EXCERPTED RECORDS:
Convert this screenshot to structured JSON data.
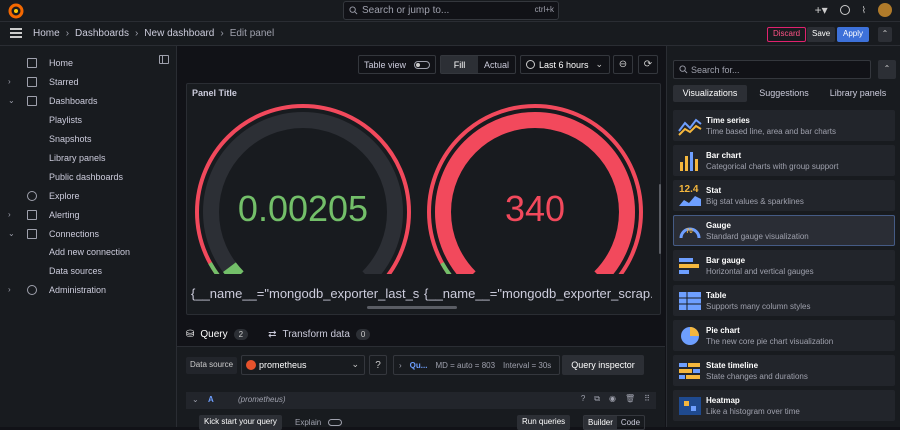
{
  "topbar": {
    "search_placeholder": "Search or jump to...",
    "search_shortcut": "ctrl+k"
  },
  "breadcrumb": {
    "items": [
      "Home",
      "Dashboards",
      "New dashboard"
    ],
    "current": "Edit panel"
  },
  "actions": {
    "discard": "Discard",
    "save": "Save",
    "apply": "Apply"
  },
  "sidebar": {
    "items": [
      {
        "label": "Home",
        "icon": "home-icon",
        "expandable": false
      },
      {
        "label": "Starred",
        "icon": "star-icon",
        "expandable": true
      },
      {
        "label": "Dashboards",
        "icon": "grid-icon",
        "expandable": true,
        "expanded": true
      },
      {
        "label": "Playlists",
        "sub": true
      },
      {
        "label": "Snapshots",
        "sub": true
      },
      {
        "label": "Library panels",
        "sub": true
      },
      {
        "label": "Public dashboards",
        "sub": true
      },
      {
        "label": "Explore",
        "icon": "compass-icon",
        "expandable": false
      },
      {
        "label": "Alerting",
        "icon": "bell-icon",
        "expandable": true
      },
      {
        "label": "Connections",
        "icon": "plug-icon",
        "expandable": true,
        "expanded": true
      },
      {
        "label": "Add new connection",
        "sub": true
      },
      {
        "label": "Data sources",
        "sub": true
      },
      {
        "label": "Administration",
        "icon": "gear-icon",
        "expandable": true
      }
    ]
  },
  "toolbar": {
    "table_view": "Table view",
    "fill": "Fill",
    "actual": "Actual",
    "time_range": "Last 6 hours"
  },
  "panel": {
    "title": "Panel Title",
    "gauges": [
      {
        "value": "0.00205",
        "label": "{__name__=\"mongodb_exporter_last_s...",
        "color": "#73bf69",
        "fraction": 0.03
      },
      {
        "value": "340",
        "label": "{__name__=\"mongodb_exporter_scrap...",
        "color": "#f2495c",
        "fraction": 1.0
      }
    ]
  },
  "query": {
    "tabs": [
      {
        "label": "Query",
        "count": "2"
      },
      {
        "label": "Transform data",
        "count": "0"
      }
    ],
    "data_source_label": "Data source",
    "data_source": "prometheus",
    "options_q": "Qu...",
    "md": "MD = auto = 803",
    "interval": "Interval = 30s",
    "inspector": "Query inspector",
    "row_letter": "A",
    "row_source": "(prometheus)",
    "kick_start": "Kick start your query",
    "explain": "Explain",
    "run": "Run queries",
    "builder": "Builder",
    "code": "Code"
  },
  "viz": {
    "search_placeholder": "Search for...",
    "tabs": [
      "Visualizations",
      "Suggestions",
      "Library panels"
    ],
    "items": [
      {
        "name": "Time series",
        "desc": "Time based line, area and bar charts",
        "icon": "timeseries-icon"
      },
      {
        "name": "Bar chart",
        "desc": "Categorical charts with group support",
        "icon": "barchart-icon"
      },
      {
        "name": "Stat",
        "desc": "Big stat values & sparklines",
        "icon": "stat-icon",
        "icon_text": "12.4"
      },
      {
        "name": "Gauge",
        "desc": "Standard gauge visualization",
        "icon": "gauge-icon",
        "icon_text": "70",
        "selected": true
      },
      {
        "name": "Bar gauge",
        "desc": "Horizontal and vertical gauges",
        "icon": "bargauge-icon"
      },
      {
        "name": "Table",
        "desc": "Supports many column styles",
        "icon": "table-icon"
      },
      {
        "name": "Pie chart",
        "desc": "The new core pie chart visualization",
        "icon": "piechart-icon"
      },
      {
        "name": "State timeline",
        "desc": "State changes and durations",
        "icon": "statetimeline-icon"
      },
      {
        "name": "Heatmap",
        "desc": "Like a histogram over time",
        "icon": "heatmap-icon"
      }
    ]
  },
  "colors": {
    "accent": "#3d71d9",
    "orange": "#f55f3e",
    "green": "#73bf69",
    "red": "#f2495c",
    "bg": "#111217",
    "panel": "#181b1f"
  }
}
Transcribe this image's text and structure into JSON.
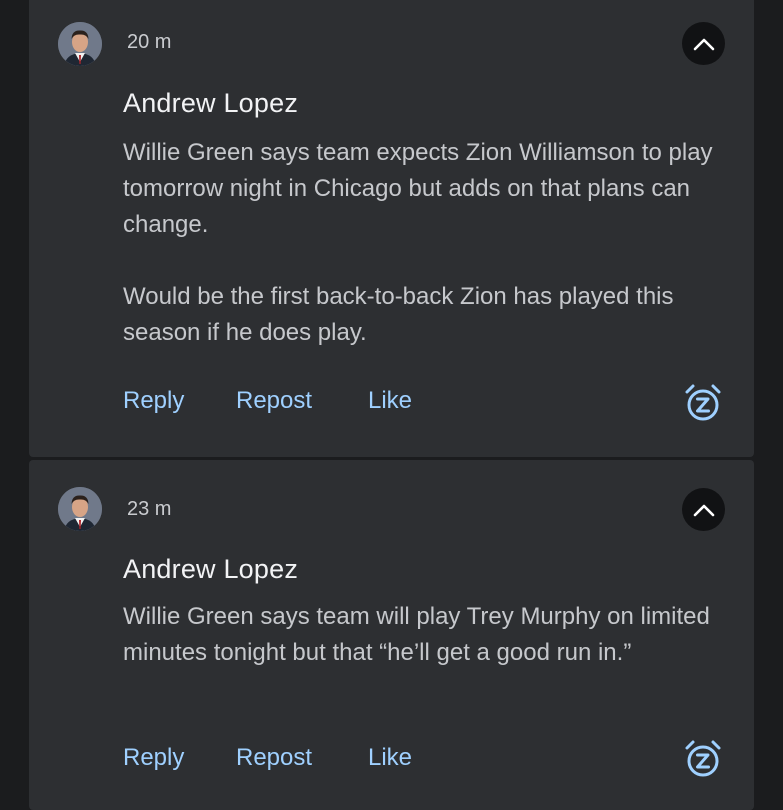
{
  "posts": [
    {
      "time": "20 m",
      "author": "Andrew Lopez",
      "paragraphs": [
        "Willie Green says team expects Zion Williamson to play tomorrow night in Chicago but adds on that plans can change.",
        "Would be the first back-to-back Zion has played this season if he does play."
      ],
      "actions": {
        "reply": "Reply",
        "repost": "Repost",
        "like": "Like"
      },
      "icons": {
        "collapse": "chevron-up-icon",
        "snooze": "snooze-alarm-icon",
        "avatar": "person-avatar"
      }
    },
    {
      "time": "23 m",
      "author": "Andrew Lopez",
      "paragraphs": [
        "Willie Green says team will play Trey Murphy on limited minutes tonight but that “he’ll get a good run in.”"
      ],
      "actions": {
        "reply": "Reply",
        "repost": "Repost",
        "like": "Like"
      },
      "icons": {
        "collapse": "chevron-up-icon",
        "snooze": "snooze-alarm-icon",
        "avatar": "person-avatar"
      }
    }
  ],
  "colors": {
    "background": "#1b1c1e",
    "card": "#2d2f32",
    "action_link": "#9fd0ff",
    "body_text": "#c6c8cc",
    "author_text": "#f2f3f5"
  }
}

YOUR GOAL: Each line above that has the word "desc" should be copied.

TASK ANSWER:
        "desc": "Time based line, area and bar charts",
        "desc": "Categorical charts with group support",
        "desc": "Big stat values & sparklines",
        "desc": "Standard gauge visualization",
        "desc": "Horizontal and vertical gauges",
        "desc": "Supports many column styles",
        "desc": "The new core pie chart visualization",
        "desc": "State changes and durations",
        "desc": "Like a histogram over time",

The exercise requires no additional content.